(Page and application data records)
Segment Open
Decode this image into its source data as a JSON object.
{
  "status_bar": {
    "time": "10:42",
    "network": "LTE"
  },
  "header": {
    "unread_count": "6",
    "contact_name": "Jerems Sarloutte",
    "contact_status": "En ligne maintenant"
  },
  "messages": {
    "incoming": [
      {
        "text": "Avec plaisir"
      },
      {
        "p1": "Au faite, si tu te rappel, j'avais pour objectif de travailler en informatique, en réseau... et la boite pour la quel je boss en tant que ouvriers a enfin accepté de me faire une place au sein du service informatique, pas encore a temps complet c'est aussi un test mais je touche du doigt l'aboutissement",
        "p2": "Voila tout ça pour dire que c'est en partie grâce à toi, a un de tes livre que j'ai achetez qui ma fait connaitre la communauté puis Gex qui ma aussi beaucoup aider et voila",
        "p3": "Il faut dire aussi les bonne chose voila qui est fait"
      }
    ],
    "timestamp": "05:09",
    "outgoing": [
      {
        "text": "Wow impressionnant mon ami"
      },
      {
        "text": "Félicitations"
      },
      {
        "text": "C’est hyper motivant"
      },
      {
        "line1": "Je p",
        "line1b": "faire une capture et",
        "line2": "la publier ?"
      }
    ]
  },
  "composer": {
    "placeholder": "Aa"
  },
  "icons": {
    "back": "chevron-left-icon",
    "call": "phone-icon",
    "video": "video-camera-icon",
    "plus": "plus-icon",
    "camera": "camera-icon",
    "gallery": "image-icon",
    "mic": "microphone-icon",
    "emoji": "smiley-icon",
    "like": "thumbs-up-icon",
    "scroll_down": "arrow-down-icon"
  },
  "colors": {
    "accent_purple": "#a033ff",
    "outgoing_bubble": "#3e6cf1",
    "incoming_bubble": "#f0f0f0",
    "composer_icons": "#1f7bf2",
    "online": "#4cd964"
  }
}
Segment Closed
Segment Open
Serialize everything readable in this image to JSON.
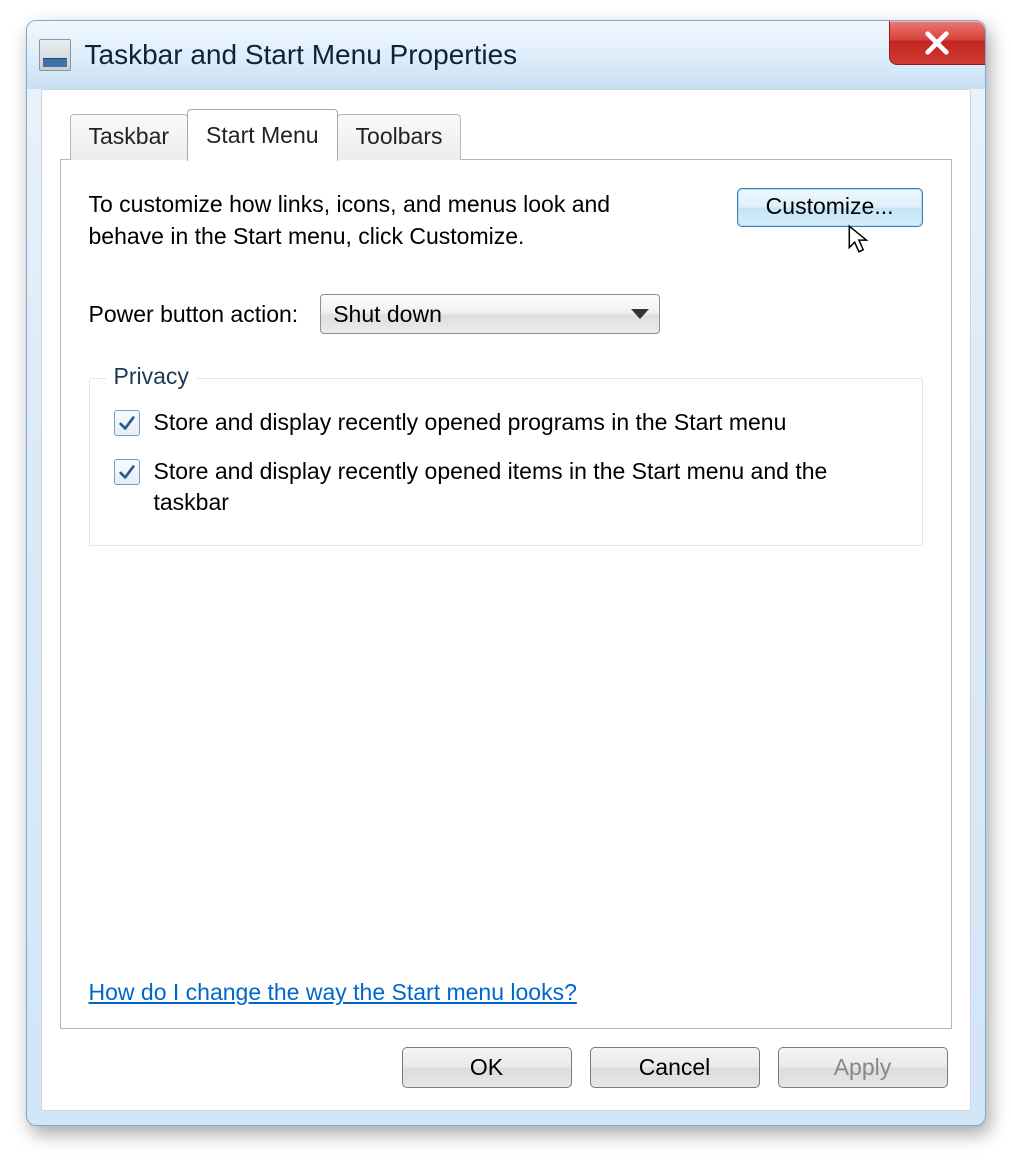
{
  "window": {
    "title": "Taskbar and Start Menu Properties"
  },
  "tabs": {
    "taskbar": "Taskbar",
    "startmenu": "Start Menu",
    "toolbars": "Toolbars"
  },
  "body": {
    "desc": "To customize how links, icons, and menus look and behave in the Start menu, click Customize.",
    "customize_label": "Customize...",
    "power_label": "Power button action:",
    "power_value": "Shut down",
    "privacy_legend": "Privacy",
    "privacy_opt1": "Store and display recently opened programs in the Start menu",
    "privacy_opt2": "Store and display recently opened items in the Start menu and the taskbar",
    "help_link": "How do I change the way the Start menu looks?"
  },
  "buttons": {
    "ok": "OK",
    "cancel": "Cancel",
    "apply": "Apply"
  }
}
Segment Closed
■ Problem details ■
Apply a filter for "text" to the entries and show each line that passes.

■ Result of this task ■
        "text": "Avec plaisir"
        "text": "Wow impressionnant mon ami"
        "text": "Félicitations"
        "text": "C’est hyper motivant"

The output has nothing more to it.